Yet the policy package also included measures to improve access to Germany’s labor market for skilled migrants. For instance, migrants without asylum status who arrived before last summer will be able to stay for the time being if they have a job and speak German. In addition, it scrapped previous rules that required German employers to prove that they found no German or other EU citizen to take the job in order to employ a skilled non-EU migrant.
The package was mired in controversy, in particular due to the deportation legislation, and prompted a fierce debate in parliament, underscoring the extent to which Germany’s political landscape remains divided over migration.
Ahead of Friday’s Bundestag debate, the Greens and the far-left Die Linke party had unsuccessfully tried to remove the vote on the legislative package, which they said infringed on asylum seekers’ rights and had been rushed through parliament, from the agenda.
Interior Minister Horst Seehofer from the Christian Social Union, the Bavarian sister party of Merkel’s Christian Democrats (CDU), insisted that the legislation was necessary to ensure failed asylum seekers would be deported.
“This is a turning point in our migration policy,” Seehofer said in the Bundestag, adding that in his eyes “this migration package creates a set of rules that respects humanity and order.” He also underlined that the importance of granting foreign skilled workers better access to Germany’s labor market.
The Greens’ Filiz Polat spoke of a “dark day for democracy” and also raised concerns that aspects of the law might not be compatible with Germany’s constitution.
Meanwhile, the far-right Alternative for Germany’s Gottfried Curio said that if so many deportations failed, “maybe we should protect the borders.”
In an op-ed in Germany’s Handelsblatt on Friday, former German Social Democrat (SPD) leader Sigmar Gabriel expressed support for a more “robust asylum policy.”

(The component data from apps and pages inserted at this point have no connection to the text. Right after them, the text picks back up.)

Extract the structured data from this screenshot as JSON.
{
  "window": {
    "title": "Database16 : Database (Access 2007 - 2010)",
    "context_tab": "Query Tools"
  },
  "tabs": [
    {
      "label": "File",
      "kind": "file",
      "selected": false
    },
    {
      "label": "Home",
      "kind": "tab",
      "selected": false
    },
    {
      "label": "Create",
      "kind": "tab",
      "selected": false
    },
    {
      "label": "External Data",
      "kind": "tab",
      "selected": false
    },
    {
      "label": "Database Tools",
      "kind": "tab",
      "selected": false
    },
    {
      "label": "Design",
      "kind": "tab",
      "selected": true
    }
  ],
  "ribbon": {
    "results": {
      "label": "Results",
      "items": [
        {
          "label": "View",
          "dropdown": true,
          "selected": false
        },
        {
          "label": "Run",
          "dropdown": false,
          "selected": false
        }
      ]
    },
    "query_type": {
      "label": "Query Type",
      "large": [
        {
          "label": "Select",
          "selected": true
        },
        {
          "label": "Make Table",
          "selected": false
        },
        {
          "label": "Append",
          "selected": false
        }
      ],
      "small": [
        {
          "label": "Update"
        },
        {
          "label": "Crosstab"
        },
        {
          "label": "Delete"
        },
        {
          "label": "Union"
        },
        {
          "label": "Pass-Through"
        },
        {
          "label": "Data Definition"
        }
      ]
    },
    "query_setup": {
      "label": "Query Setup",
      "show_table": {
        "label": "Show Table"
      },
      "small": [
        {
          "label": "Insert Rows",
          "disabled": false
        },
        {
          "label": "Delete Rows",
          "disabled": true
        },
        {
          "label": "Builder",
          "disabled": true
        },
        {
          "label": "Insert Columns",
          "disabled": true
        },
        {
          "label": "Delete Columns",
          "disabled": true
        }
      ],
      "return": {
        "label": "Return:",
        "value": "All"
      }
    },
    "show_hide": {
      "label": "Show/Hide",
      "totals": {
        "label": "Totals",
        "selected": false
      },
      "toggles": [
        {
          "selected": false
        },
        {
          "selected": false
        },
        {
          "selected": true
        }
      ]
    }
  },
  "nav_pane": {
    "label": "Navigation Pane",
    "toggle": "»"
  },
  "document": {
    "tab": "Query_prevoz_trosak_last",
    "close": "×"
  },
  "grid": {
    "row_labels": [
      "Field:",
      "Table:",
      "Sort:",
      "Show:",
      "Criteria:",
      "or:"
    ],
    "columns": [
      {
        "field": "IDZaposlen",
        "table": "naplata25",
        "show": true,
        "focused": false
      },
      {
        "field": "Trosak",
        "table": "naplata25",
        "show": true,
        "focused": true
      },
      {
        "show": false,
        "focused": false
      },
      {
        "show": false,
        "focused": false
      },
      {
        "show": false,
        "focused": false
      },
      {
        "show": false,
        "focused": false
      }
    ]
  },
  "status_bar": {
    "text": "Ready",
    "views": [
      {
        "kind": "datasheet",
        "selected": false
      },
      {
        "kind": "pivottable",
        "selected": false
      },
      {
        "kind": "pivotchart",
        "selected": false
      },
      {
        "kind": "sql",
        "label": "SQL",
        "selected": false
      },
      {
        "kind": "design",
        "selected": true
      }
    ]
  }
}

He encouraged his party, which has tumbled in the polls and found itself in the worst crisis of its post-war history, to look towards Denmark, where the Social Democrats won Wednesday’s general election after campaigning on a tougher immigration stance.
“Mette Frederiksen has shown that the Socialists can win elections if they stand for a clear policy,” Gabriel wrote. “The German comrades are far from it.”
The Social Democrats’ decline has raised questions over the viability of Germany’s ailing coalition government, in which the SPD are the junior partner to Merkel’s CDU. A recent poll found a majority of Germans favor calling a snap election.
But on Friday, the CDU’s Thorsten Frei said his party’s coalition with the SPD was not in crisis, adding that the migration package passing was the best “proof for the grand coalition’s ability to take action.”
The returns law passed by 372 to 159 votes, with 111 abstentions. The labor market access law passed by 369 to 257 votes.